### About this exercise
Wherever the word "arrow" appears in the entries, copy the whole line.

### Data for review

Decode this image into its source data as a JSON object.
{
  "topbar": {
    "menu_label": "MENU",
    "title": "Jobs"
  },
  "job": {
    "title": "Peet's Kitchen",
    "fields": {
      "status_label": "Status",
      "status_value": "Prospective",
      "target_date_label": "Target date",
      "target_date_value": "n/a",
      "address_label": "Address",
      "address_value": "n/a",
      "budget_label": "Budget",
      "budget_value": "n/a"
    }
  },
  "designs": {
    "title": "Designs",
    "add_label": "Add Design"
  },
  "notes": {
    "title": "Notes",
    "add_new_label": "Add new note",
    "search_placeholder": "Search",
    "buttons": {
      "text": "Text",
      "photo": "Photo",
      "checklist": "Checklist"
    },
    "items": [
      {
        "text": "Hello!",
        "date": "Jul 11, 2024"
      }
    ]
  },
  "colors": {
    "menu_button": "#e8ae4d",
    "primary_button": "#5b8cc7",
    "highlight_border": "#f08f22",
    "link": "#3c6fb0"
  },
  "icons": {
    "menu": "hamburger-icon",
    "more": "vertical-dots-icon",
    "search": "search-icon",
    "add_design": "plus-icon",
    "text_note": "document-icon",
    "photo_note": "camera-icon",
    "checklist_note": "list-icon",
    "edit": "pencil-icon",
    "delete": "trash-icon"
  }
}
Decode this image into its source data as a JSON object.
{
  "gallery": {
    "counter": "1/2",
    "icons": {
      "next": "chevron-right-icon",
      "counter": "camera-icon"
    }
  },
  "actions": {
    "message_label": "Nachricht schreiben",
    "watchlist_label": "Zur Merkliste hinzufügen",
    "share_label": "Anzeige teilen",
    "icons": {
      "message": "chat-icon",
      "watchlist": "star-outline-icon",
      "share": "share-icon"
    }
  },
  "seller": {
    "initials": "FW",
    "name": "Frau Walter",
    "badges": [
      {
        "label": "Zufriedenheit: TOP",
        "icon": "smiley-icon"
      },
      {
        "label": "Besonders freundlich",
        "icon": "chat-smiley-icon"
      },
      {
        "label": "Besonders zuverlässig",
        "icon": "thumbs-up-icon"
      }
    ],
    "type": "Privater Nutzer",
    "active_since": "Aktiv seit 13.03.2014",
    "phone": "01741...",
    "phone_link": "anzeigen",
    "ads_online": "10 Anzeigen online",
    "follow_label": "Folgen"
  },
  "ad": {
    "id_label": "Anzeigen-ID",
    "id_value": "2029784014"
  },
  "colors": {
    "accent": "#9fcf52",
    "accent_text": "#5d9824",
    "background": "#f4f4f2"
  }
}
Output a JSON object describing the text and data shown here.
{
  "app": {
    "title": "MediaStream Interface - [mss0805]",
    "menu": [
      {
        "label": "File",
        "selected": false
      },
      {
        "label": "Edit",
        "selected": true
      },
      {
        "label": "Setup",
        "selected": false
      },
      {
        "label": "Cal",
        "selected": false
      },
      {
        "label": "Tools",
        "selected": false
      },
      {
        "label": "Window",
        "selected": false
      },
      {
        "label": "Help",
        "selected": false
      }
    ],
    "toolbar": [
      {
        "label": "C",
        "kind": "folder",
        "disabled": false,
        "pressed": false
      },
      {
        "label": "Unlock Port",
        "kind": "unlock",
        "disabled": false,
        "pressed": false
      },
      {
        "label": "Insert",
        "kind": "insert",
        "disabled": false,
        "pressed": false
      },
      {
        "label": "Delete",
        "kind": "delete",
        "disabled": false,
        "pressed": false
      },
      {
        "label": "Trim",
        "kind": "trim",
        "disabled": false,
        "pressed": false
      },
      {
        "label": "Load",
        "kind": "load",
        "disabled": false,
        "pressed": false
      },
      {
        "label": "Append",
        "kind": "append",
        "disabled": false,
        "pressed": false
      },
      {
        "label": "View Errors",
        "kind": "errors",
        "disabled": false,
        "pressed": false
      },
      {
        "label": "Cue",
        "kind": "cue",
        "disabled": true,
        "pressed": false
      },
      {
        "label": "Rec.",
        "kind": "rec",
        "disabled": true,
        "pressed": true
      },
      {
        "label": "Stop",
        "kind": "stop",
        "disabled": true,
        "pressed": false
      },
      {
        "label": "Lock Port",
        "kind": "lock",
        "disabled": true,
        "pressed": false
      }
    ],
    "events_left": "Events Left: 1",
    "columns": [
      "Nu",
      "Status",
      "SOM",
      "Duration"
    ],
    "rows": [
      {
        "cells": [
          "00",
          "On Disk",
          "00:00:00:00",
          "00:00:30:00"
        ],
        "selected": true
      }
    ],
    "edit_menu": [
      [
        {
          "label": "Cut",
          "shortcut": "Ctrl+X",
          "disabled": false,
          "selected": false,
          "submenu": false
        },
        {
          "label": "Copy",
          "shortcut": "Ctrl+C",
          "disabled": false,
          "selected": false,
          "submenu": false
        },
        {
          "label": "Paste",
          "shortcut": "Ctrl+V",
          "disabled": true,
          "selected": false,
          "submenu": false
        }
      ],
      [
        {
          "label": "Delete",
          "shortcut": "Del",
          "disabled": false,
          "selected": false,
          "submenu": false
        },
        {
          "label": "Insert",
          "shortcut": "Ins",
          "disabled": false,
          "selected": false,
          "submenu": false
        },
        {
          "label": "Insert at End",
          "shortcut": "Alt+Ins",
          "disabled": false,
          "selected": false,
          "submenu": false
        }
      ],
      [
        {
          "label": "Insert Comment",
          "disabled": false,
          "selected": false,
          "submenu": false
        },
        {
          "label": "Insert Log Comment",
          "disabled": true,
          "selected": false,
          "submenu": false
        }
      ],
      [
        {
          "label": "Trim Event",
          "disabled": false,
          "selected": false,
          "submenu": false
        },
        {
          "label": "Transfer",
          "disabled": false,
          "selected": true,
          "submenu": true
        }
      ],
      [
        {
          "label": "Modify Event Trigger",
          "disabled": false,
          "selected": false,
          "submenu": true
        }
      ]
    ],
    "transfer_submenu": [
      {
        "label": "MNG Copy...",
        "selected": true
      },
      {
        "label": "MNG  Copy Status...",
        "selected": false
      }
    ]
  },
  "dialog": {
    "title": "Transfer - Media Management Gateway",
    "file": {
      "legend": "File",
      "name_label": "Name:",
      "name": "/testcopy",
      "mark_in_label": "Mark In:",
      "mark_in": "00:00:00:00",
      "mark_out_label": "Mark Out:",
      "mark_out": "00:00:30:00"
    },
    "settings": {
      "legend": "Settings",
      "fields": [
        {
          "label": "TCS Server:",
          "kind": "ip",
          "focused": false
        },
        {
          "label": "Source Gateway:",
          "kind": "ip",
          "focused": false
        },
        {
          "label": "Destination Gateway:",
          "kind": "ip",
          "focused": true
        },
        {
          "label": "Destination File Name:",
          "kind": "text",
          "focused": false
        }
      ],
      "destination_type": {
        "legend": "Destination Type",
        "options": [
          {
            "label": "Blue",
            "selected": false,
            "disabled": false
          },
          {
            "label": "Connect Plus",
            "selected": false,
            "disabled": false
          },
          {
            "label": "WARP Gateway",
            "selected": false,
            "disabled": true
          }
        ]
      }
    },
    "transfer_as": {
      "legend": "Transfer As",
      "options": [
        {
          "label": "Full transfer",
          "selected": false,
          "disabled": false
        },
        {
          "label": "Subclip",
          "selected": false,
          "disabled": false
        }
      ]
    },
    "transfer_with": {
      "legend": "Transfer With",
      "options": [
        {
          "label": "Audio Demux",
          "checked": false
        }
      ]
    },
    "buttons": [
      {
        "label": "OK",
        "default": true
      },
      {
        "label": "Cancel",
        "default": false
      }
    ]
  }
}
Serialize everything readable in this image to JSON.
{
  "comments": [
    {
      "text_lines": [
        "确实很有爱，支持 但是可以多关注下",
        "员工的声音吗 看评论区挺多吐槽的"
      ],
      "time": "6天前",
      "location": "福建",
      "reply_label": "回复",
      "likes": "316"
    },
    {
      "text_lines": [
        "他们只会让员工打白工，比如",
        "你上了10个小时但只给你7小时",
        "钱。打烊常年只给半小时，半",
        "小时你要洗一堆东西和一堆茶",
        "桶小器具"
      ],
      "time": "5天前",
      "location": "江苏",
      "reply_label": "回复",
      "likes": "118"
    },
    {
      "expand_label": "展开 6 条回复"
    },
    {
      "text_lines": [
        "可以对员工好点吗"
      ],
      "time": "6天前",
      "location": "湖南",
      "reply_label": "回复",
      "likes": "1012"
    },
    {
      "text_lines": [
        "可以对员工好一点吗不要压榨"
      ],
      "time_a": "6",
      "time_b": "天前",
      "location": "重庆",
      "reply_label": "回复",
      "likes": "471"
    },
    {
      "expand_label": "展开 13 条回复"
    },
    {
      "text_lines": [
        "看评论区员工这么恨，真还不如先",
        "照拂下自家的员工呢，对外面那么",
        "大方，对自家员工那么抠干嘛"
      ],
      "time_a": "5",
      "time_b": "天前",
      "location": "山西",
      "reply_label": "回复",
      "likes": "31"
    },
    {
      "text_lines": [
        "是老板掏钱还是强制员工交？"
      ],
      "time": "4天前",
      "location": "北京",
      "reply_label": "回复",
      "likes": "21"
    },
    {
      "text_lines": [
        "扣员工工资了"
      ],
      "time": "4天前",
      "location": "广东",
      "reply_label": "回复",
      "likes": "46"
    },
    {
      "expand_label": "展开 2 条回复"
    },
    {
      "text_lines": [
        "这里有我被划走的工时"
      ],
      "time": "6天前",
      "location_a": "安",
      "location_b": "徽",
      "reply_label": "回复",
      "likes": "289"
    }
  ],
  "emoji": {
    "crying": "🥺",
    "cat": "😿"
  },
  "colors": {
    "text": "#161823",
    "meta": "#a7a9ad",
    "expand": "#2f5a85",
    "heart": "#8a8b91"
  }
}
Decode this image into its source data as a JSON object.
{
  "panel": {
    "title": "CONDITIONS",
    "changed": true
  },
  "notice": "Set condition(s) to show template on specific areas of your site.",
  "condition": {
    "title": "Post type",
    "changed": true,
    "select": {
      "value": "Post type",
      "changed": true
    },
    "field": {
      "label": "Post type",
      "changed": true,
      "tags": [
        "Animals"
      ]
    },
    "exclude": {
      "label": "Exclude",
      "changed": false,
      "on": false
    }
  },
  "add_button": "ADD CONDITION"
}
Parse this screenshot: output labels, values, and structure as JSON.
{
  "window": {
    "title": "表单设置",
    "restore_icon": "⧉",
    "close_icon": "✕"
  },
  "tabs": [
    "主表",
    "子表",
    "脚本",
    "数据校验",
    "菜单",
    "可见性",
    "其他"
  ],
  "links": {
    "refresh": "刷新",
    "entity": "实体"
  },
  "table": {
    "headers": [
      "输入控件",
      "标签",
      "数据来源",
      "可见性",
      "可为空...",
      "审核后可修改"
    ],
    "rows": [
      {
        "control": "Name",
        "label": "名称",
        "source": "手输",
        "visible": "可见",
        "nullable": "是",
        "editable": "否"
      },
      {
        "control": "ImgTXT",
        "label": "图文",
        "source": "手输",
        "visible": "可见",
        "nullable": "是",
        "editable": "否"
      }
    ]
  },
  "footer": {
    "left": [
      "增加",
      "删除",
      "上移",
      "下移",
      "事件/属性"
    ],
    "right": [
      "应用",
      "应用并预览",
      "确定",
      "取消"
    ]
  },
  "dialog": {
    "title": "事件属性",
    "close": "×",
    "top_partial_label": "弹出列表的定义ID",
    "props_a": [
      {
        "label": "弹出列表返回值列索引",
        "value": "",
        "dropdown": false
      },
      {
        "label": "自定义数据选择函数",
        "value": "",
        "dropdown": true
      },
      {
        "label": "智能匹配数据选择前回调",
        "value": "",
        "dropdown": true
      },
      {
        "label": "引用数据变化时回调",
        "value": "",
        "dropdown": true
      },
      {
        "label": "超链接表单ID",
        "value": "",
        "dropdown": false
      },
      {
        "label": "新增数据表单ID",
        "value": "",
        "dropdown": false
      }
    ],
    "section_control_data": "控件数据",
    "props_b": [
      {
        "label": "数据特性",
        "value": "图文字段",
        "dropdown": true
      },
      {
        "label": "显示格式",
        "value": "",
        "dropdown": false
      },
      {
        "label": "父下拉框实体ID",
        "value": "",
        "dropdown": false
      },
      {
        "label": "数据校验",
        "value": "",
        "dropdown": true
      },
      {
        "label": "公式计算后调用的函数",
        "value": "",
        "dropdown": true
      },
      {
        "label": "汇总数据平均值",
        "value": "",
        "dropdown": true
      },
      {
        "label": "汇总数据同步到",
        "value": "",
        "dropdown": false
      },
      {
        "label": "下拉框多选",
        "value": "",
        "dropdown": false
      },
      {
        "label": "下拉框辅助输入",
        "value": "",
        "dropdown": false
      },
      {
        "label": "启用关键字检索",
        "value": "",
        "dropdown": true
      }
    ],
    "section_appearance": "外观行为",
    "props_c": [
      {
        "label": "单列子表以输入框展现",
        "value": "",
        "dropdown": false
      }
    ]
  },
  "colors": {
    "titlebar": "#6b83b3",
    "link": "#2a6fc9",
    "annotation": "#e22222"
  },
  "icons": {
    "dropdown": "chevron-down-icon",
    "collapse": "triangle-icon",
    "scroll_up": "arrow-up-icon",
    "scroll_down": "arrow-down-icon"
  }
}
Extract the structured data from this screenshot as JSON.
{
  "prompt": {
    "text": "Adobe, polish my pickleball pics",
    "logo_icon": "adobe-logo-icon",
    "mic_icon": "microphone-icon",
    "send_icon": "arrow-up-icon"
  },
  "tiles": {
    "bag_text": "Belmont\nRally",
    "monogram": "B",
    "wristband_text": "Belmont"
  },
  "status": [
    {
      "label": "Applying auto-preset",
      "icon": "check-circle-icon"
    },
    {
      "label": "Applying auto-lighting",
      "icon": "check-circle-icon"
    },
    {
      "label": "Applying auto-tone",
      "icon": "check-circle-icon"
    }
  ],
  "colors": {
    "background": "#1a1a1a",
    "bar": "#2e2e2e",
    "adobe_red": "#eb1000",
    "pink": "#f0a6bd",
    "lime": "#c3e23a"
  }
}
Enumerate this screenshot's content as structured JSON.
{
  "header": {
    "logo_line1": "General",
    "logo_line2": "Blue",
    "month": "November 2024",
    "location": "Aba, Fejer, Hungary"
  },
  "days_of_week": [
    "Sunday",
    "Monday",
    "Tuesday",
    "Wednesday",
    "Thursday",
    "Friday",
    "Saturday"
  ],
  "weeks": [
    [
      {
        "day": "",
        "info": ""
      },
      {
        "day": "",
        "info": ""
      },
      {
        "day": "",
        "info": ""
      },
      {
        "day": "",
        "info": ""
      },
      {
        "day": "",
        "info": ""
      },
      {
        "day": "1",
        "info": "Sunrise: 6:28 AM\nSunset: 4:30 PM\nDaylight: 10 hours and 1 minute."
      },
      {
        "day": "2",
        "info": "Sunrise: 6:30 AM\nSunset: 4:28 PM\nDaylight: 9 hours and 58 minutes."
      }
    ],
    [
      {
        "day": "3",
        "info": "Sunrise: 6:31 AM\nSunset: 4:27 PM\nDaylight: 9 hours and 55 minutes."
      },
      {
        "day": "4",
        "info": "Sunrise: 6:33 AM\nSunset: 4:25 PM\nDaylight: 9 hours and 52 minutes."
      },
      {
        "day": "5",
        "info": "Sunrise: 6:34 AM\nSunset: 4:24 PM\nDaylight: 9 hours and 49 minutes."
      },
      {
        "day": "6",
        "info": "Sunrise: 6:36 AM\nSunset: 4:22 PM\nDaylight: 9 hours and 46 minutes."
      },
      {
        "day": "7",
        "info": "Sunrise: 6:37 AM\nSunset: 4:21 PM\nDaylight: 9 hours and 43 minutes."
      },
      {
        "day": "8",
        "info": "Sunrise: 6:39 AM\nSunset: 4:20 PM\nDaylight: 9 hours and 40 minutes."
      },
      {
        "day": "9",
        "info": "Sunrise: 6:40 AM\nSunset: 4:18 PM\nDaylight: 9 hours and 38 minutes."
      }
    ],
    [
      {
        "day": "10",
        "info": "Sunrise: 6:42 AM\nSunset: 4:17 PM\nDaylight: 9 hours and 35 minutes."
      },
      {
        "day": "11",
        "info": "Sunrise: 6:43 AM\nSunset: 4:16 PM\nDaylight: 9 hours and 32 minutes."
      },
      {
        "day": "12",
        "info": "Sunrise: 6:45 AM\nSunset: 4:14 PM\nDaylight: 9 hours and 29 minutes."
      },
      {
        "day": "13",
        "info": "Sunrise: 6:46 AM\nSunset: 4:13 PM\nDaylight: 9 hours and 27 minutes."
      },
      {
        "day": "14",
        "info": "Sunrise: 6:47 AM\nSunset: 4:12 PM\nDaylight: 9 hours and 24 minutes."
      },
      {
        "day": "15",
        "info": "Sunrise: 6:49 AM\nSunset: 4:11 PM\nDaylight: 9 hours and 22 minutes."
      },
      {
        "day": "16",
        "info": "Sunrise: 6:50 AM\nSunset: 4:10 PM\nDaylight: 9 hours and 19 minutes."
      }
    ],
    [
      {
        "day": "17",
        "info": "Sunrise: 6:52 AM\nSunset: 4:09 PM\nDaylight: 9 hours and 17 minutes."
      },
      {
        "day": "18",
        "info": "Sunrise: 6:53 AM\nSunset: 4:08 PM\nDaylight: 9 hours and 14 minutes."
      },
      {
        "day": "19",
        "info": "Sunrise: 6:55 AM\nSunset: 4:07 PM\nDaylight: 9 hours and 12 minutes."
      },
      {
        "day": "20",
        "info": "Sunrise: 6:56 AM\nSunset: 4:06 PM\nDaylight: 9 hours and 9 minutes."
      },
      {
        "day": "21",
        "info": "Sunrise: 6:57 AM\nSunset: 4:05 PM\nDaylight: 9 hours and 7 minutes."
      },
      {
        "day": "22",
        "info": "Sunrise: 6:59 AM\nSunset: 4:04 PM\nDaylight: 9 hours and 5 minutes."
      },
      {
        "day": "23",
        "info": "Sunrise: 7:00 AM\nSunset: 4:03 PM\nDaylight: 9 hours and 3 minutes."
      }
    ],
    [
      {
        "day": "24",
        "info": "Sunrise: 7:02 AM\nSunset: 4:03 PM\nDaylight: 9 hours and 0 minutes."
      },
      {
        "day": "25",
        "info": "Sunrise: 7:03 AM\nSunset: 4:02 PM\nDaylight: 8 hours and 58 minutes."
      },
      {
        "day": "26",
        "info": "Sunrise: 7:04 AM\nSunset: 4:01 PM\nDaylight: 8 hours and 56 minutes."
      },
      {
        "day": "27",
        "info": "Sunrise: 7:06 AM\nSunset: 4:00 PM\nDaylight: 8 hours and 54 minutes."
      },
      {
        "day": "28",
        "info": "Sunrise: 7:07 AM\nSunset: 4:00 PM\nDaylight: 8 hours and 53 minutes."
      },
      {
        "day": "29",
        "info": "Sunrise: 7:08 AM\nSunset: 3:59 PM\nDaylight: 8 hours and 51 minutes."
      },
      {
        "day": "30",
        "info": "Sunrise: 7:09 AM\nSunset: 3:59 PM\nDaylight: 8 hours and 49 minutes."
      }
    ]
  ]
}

### Expected answer
    "scroll_up": "arrow-up-icon",
    "scroll_down": "arrow-down-icon"
    "send_icon": "arrow-up-icon"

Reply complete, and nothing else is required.